top of page
SHOWING THE ROOM AND TELLING SOMEONE
No one is more deeply rooted in the landscape than the farmer. He cultivates and inhabits the landscape on a very local level. It is precisely this position that makes him exceptionally strange. A distinction arose between those who inhabit the landscape and those who recognize and understand it. Everyone who lives in the countryside understands his living environment, but no one is as entwined with the landscape as the farmer. What place do seasonal workers have in this story? They inhabit and work a foreign landscape for a certain duration. What connotation do they have with the seasons?
Between the home and the workplace of seasonal workers, a linear figure emerges. Between a home, a house and work, there is an annual displacement. The home, the living facilities on the farms in Belgium belongs as a consequence to the work on the land. I am interested in the connection between the work in the field (and the incidental living on the farm) and the home far away. What's it like to have two residences? One that you are emotionally attached to and a second that has a purely practical function.
For a long time I have been following lines in the landscape. Visible lines form the appearance of a landscape. Invisible lines contribute to emotional or even political approaches to the environment. The invisible line I follow in Showing the room and telling someone is the line of communication that connects two landscapes through the phone conversations of seasonal workers and their home. Both at home and at work, they describe their environment and its state to each other.
The line that catches my attention, I try to document. The line itself is invisible, but it activates the environment. Into that activation I wanted to immerse myself. For me, this was a new way of approaching my subject. From the moment I decided to join the field, I suddenly found myself in the middle of the landscape that I usually observe from a safe distance. I try to understand the landscape by becoming part of it, by observing and documenting it from the inside.
During the Seasonal Neighbours exhibition at Z33, I used a visual diary to tell the story of the picker in the landscape.

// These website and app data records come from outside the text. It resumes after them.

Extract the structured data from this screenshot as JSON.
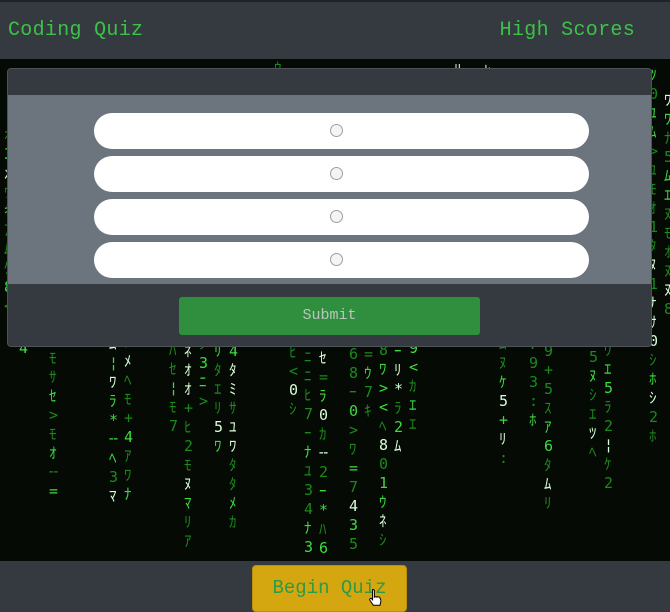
{
  "navbar": {
    "brand": "Coding Quiz",
    "high_scores": "High Scores"
  },
  "quiz": {
    "question": "",
    "answers": [
      "",
      "",
      "",
      ""
    ],
    "submit_label": "Submit"
  },
  "begin_button": {
    "label": "Begin Quiz"
  },
  "colors": {
    "accent_green": "#3cc247",
    "submit_green": "#2f8f3e",
    "begin_yellow": "#d4a711",
    "dark_bar": "#343a40",
    "card_body": "#6c757d"
  },
  "icons": {
    "cursor": "hand-pointer-icon",
    "radio": "radio-button-icon"
  }
}
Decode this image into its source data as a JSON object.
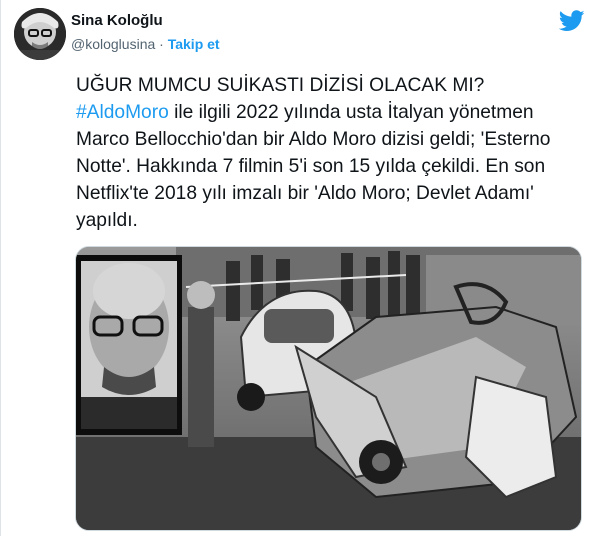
{
  "author": {
    "display_name": "Sina Koloğlu",
    "handle": "@kologlusina",
    "separator": "·",
    "follow_label": "Takip et"
  },
  "tweet": {
    "line1": "UĞUR MUMCU SUİKASTI DİZİSİ OLACAK MI?",
    "hashtag": "#AldoMoro",
    "body": " ile ilgili 2022 yılında usta İtalyan yönetmen Marco Bellocchio'dan bir Aldo Moro dizisi geldi; 'Esterno Notte'. Hakkında 7 filmin 5'i son 15 yılda çekildi. En son Netflix'te 2018 yılı imzalı bir 'Aldo Moro; Devlet Adamı' yapıldı."
  },
  "icons": {
    "avatar": "profile-photo",
    "brand": "twitter-bird-icon",
    "media": "black-and-white-car-wreck-photo"
  },
  "colors": {
    "accent": "#1d9bf0",
    "text": "#0f1419",
    "secondary": "#536471",
    "border": "#cfd9de"
  }
}
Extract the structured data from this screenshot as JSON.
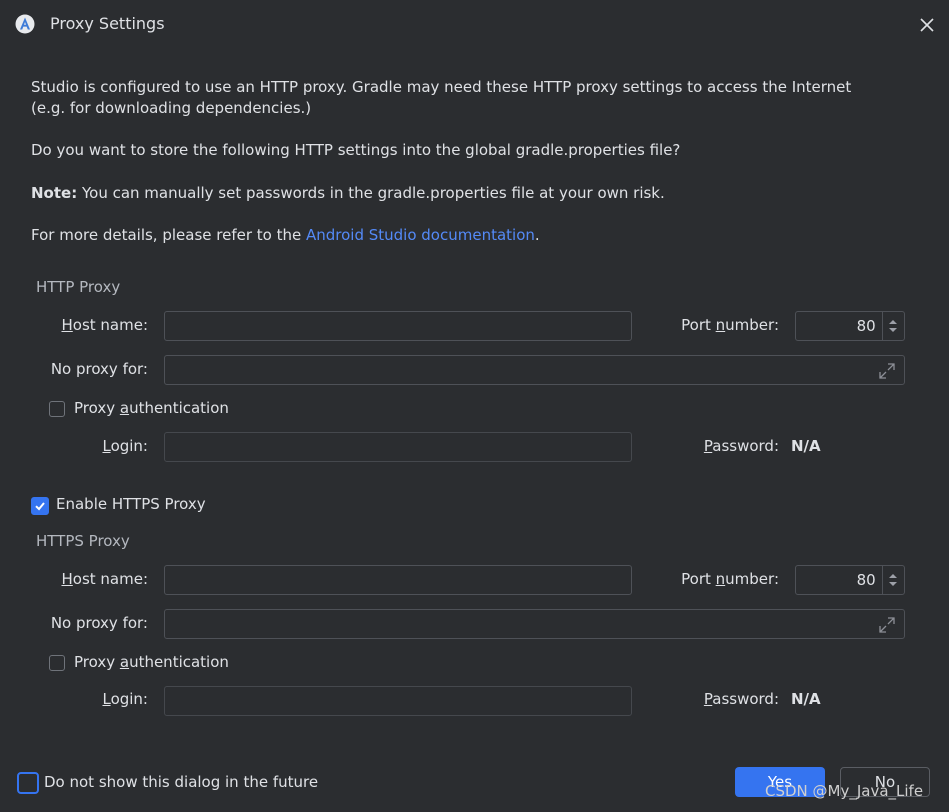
{
  "window": {
    "title": "Proxy Settings"
  },
  "intro": {
    "line1": "Studio is configured to use an HTTP proxy. Gradle may need these HTTP proxy settings to access the Internet",
    "line2": "(e.g. for downloading dependencies.)",
    "question": "Do you want to store the following HTTP settings into the global gradle.properties file?",
    "note_label": "Note:",
    "note_text": " You can manually set passwords in the gradle.properties file at your own risk.",
    "details_prefix": "For more details, please refer to the ",
    "details_link": "Android Studio documentation",
    "details_suffix": "."
  },
  "http": {
    "group_title": "HTTP Proxy",
    "host_label_u": "H",
    "host_label_rest": "ost name:",
    "host_value": "",
    "port_label_pre": "Port ",
    "port_label_u": "n",
    "port_label_rest": "umber:",
    "port_value": "80",
    "noproxy_label": "No proxy for:",
    "noproxy_value": "",
    "auth_label_pre": "Proxy ",
    "auth_label_u": "a",
    "auth_label_rest": "uthentication",
    "auth_checked": false,
    "login_label_u": "L",
    "login_label_rest": "ogin:",
    "login_value": "",
    "password_label_u": "P",
    "password_label_rest": "assword:",
    "password_value": "N/A"
  },
  "enable_https": {
    "label": "Enable HTTPS Proxy",
    "checked": true
  },
  "https": {
    "group_title": "HTTPS Proxy",
    "host_label_u": "H",
    "host_label_rest": "ost name:",
    "host_value": "",
    "port_label_pre": "Port ",
    "port_label_u": "n",
    "port_label_rest": "umber:",
    "port_value": "80",
    "noproxy_label": "No proxy for:",
    "noproxy_value": "",
    "auth_label_pre": "Proxy ",
    "auth_label_u": "a",
    "auth_label_rest": "uthentication",
    "auth_checked": false,
    "login_label_u": "L",
    "login_label_rest": "ogin:",
    "login_value": "",
    "password_label_u": "P",
    "password_label_rest": "assword:",
    "password_value": "N/A"
  },
  "footer": {
    "dont_show_label": "Do not show this dialog in the future",
    "yes_label": "Yes",
    "no_label": "No"
  },
  "watermark": "CSDN @My_Java_Life",
  "colors": {
    "background": "#2b2d30",
    "accent": "#3574f0",
    "link": "#548af7",
    "text": "#dfe1e5"
  },
  "icons": [
    "android-studio-icon",
    "close-icon",
    "spinner-icon",
    "expand-icon",
    "checkmark-icon"
  ]
}
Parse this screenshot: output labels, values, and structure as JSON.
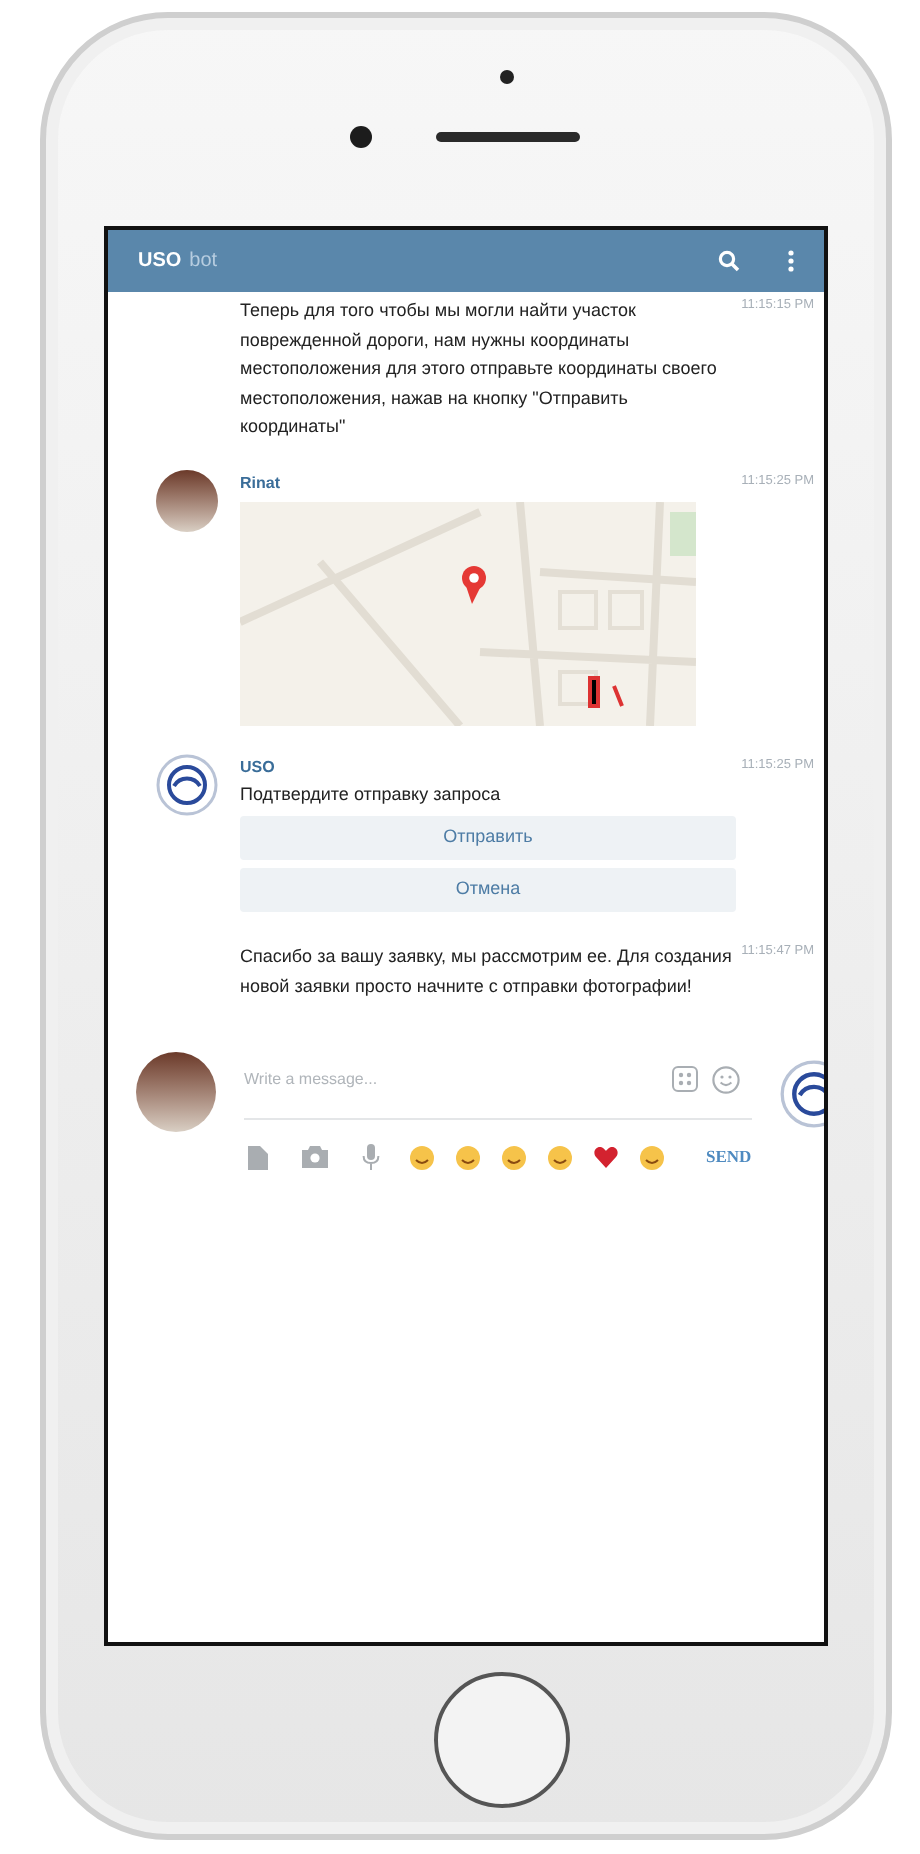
{
  "header": {
    "title": "USO",
    "subtitle": "bot"
  },
  "messages": [
    {
      "kind": "text",
      "text": "Теперь для того чтобы мы могли найти участок поврежденной дороги, нам нужны координаты местоположения для этого отправьте координаты своего местоположения, нажав на кнопку \"Отправить координаты\"",
      "time": "11:15:15 PM"
    },
    {
      "kind": "location",
      "author": "Rinat",
      "avatar": {
        "kind": "photo"
      },
      "time": "11:15:25 PM"
    },
    {
      "kind": "keyboard",
      "author": "USO",
      "avatar": {
        "kind": "logo"
      },
      "text": "Подтвердите отправку запроса",
      "buttons": [
        "Отправить",
        "Отмена"
      ],
      "time": "11:15:25 PM"
    },
    {
      "kind": "text",
      "text": "Спасибо за вашу заявку, мы рассмотрим ее. Для создания новой заявки просто начните с отправки фотографии!",
      "time": "11:15:47 PM"
    }
  ],
  "composer": {
    "placeholder": "Write a message...",
    "send": "SEND"
  }
}
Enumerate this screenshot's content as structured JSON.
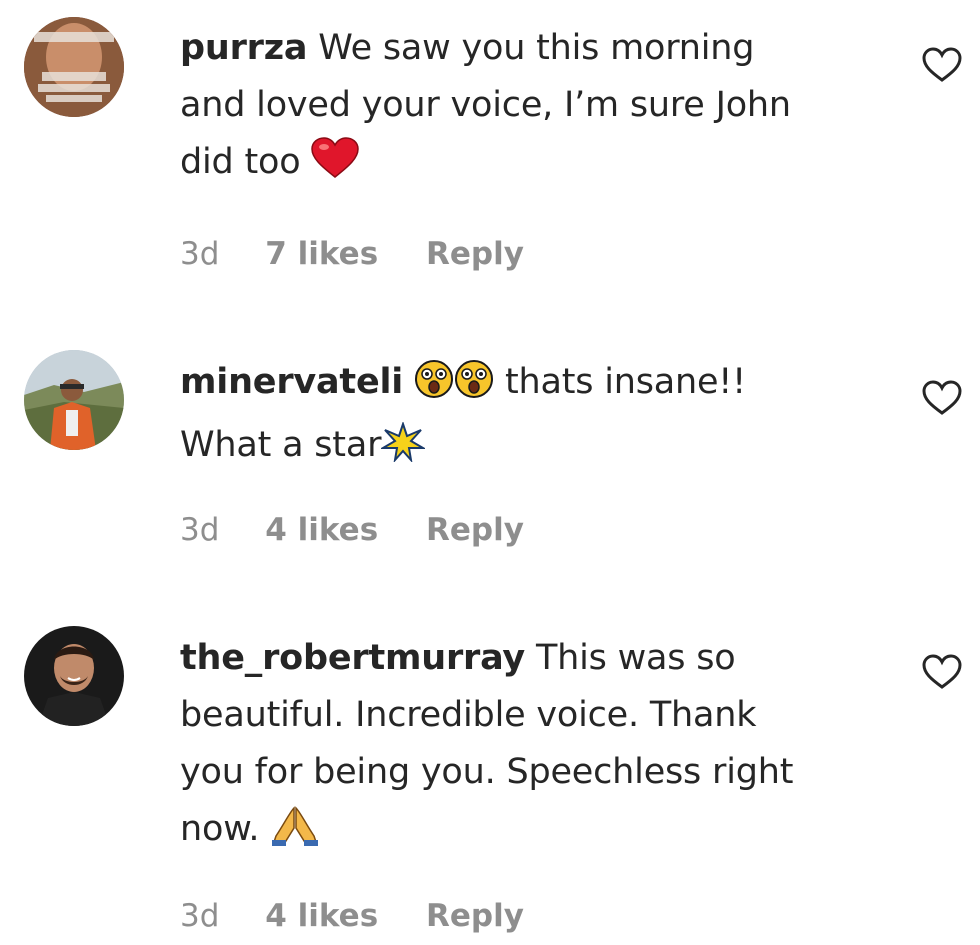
{
  "comments": [
    {
      "username": "purrza",
      "lines": [
        "We saw you this morning",
        "and loved your voice, I’m sure John",
        "did too"
      ],
      "time": "3d",
      "likes": "7 likes",
      "reply": "Reply",
      "emoji": "red-heart-icon"
    },
    {
      "username": "minervateli",
      "line1_after_emoji": "thats insane!!",
      "line2": "What a star",
      "time": "3d",
      "likes": "4 likes",
      "reply": "Reply",
      "emoji": [
        "astonished-face-icon",
        "astonished-face-icon",
        "sparkle-star-icon"
      ]
    },
    {
      "username": "the_robertmurray",
      "lines": [
        "This was so",
        "beautiful. Incredible voice. Thank",
        "you for being you. Speechless right",
        "now."
      ],
      "time": "3d",
      "likes": "4 likes",
      "reply": "Reply",
      "emoji": "folded-hands-icon"
    }
  ],
  "colors": {
    "text": "#262626",
    "meta": "#8e8e8e",
    "heart_emoji": "#e0162b"
  }
}
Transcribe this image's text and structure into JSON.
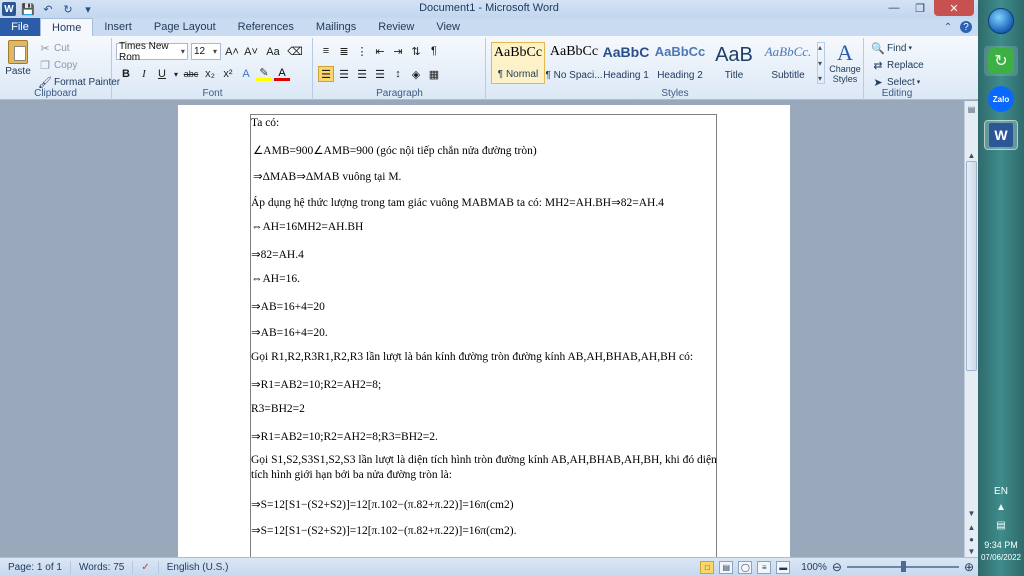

What is it like to spend months in function of the apple and pear harvest? What stereotypical, nostalgia-tinged images do we have in our heads of the - by now fiercely industrialized - fruit picking? What is it like to perform the job no one wants? How do I react to a total surrender to work in the field, without a sense of time?
visit the website of Seasonal Neighbours to get to know the collective.
bottom of page